Economic Peace, Only For Settlers
Before rising to the office of Prime Minister (again) and finally endorsing a Palestinian state, then-Likud Charmian Benjamin Netanyahu laid out an alternative to all those hairy issues of ending the occupation: make the Palestinian economy better. But the plan, known as "economic peace," has run into an ironic roadblock: the occupation.
A report released by the World Bank yesterday warns of the impending Palestinian Authority fiscal crisis and placed some of the blame for slow economic growth on Israel. "[R]estrictions put in place by the Government of Israel continue to stand in the way of potential private investment," said the report, "and remain the major impediment to sustainable economic growth."
The report was most scathing when it came to the Oslo-era division of the West Bank into Areas A, B and C. Area A, only a small portion of the territory that contains most of the population centers, is under full PA control. Area C is administered completely by Israel, and Palestinian economic development in that land—nearly two thirds of the West Bank (see map below)—are "almost impossible" due to restrictions, yet necessary for Palestine to reach its economic potential:
Most notably, the continued geographical fragmentation of Area C (envisaged under the Oslo Accords as a temporary arrangement), poses a binding constraint to real economic growth, essential to support the future Palestinian state. Area C's significance, as the only contiguous land in the West Bank connecting 227 separate geographical areas (A and B), is the key to economic cohesion and is the most resource abundant space in the West Bank holding the majority of the territory's water, agricultural lands, natural resources, and land reserves that provide an economic foundation for growth in key sectors of the economy.
Because of restrictions, the Palestinians have only built up a mere one percent of Area C, and even that is subject to checkpoints and an arduous permitting process.

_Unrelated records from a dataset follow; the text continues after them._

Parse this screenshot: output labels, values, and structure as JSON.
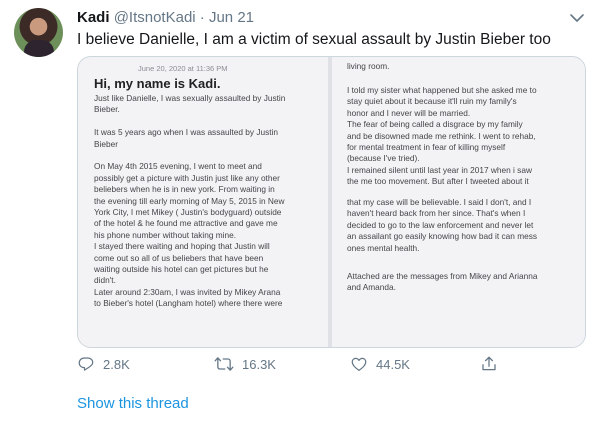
{
  "tweet": {
    "display_name": "Kadi",
    "handle": "@ItsnotKadi",
    "separator": "·",
    "date": "Jun 21",
    "text": "I believe Danielle, I am a victim of sexual assault by Justin Bieber too"
  },
  "image": {
    "timestamp": "June 20, 2020 at 11:36 PM",
    "heading": "Hi, my name is Kadi.",
    "left_lines": [
      [
        "Just like Danielle, I was sexually assaulted by Justin",
        "Bieber."
      ],
      [
        "It was 5 years ago when I was assaulted by Justin",
        "Bieber"
      ],
      [
        "On May 4th 2015 evening, I went to meet and",
        "possibly get a picture with Justin just like any other",
        "beliebers when he is in new york. From waiting in",
        "the evening till early morning of May 5, 2015 in New",
        "York City, I met Mikey ( Justin's bodyguard) outside",
        "of the hotel & he found me attractive and gave me",
        "his phone number without taking mine.",
        "I stayed there waiting and hoping that Justin will",
        "come out so all of us beliebers that have been",
        "waiting outside his hotel can get pictures but he",
        "didn't.",
        "Later around 2:30am, I was invited by Mikey Arana",
        "to Bieber's hotel (Langham hotel) where there were"
      ]
    ],
    "right_lines_top": [
      "living room."
    ],
    "right_lines_mid": [
      "I told my sister what happened but she asked me to",
      "stay quiet about it because it'll ruin my family's",
      "honor and I never will be married.",
      "The fear of being called a disgrace by my family",
      "and be disowned made me rethink. I went to rehab,",
      "for mental treatment in fear of killing myself",
      "(because I've tried).",
      "I remained silent until last year in 2017 when i saw",
      "the me too movement. But after I tweeted about it"
    ],
    "right_lines_bottom": [
      "that my case will be believable. I said I don't, and I",
      "haven't heard back from her since. That's when I",
      "decided to go to the law enforcement and never let",
      "an assailant go easily knowing how bad it can mess",
      "ones mental health."
    ],
    "right_lines_end": [
      "Attached are the messages from Mikey and Arianna",
      "and Amanda."
    ]
  },
  "actions": {
    "reply_count": "2.8K",
    "retweet_count": "16.3K",
    "like_count": "44.5K"
  },
  "show_thread_label": "Show this thread",
  "colors": {
    "accent": "#1b95e0",
    "muted": "#657786"
  }
}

How do we know Area C is economically viable, and even important for growth? Because the Israel settlements continue to proliferate there—on 5 percent of Area C (and growing) and exerting control over more than 40 percent of land in the West Bank (and growing)—building up both industry and agricultural production. The Israeli government estimates that the settlements generate some $300 million of business in exports to Europe. When you count products partially produced in settlements, that number, according to an analysis cited by the World Bank, can jump as high as $5.4 billion.
Area C offers the Palestinians a lot. Telecommunications networks could yield millions for companies, but they can't expand into Area C because Israel denies permits to build cell towers or fiber optic lines. Plans to develop resorts on the Dead Sea—as Jordan has—are projected to earn hundreds of billions, but the ban on foreign investment in Area C prevents the projects from getting underway. Then there's two of the most obvious uses for these wide swaths of resource rich land: housing and agriculture, but those seem to only be available to settlers.

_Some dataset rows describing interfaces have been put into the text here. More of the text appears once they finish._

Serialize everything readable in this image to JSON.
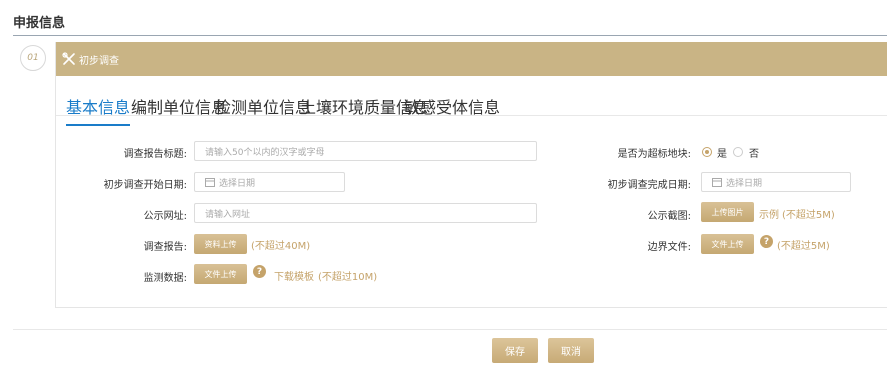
{
  "page": {
    "title": "申报信息"
  },
  "step": {
    "number": "01",
    "title": "初步调查"
  },
  "tabs": [
    {
      "label": "基本信息",
      "active": true
    },
    {
      "label": "编制单位信息",
      "active": false
    },
    {
      "label": "检测单位信息",
      "active": false
    },
    {
      "label": "土壤环境质量信息",
      "active": false
    },
    {
      "label": "敏感受体信息",
      "active": false
    }
  ],
  "form": {
    "report_title": {
      "label": "调查报告标题:",
      "placeholder": "请输入50个以内的汉字或字母"
    },
    "start_date": {
      "label": "初步调查开始日期:",
      "placeholder": "选择日期"
    },
    "public_url": {
      "label": "公示网址:",
      "placeholder": "请输入网址"
    },
    "survey_report": {
      "label": "调查报告:",
      "button": "资料上传",
      "note": "(不超过40M)"
    },
    "monitor_data": {
      "label": "监测数据:",
      "button": "文件上传",
      "template_link": "下载模板",
      "note": "(不超过10M)"
    },
    "over_standard": {
      "label": "是否为超标地块:",
      "yes": "是",
      "no": "否",
      "selected": "是"
    },
    "end_date": {
      "label": "初步调查完成日期:",
      "placeholder": "选择日期"
    },
    "public_screenshot": {
      "label": "公示截图:",
      "button": "上传图片",
      "example": "示例",
      "note": "(不超过5M)"
    },
    "boundary_file": {
      "label": "边界文件:",
      "button": "文件上传",
      "note": "(不超过5M)"
    }
  },
  "actions": {
    "save": "保存",
    "cancel": "取消"
  },
  "colors": {
    "accent": "#c9b485",
    "tab_active": "#1a7cc9",
    "note": "#c5a36a"
  }
}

Is the Israeli denial of Palestinian economic development on 60 percent of the West Bank the sort of factor Mitt Romney had in mind when he said "culture makes all the difference" between Israel's economic prosperity and Palestinian woes?
Here's that map from the World Bank report, showing Area C in dark blue: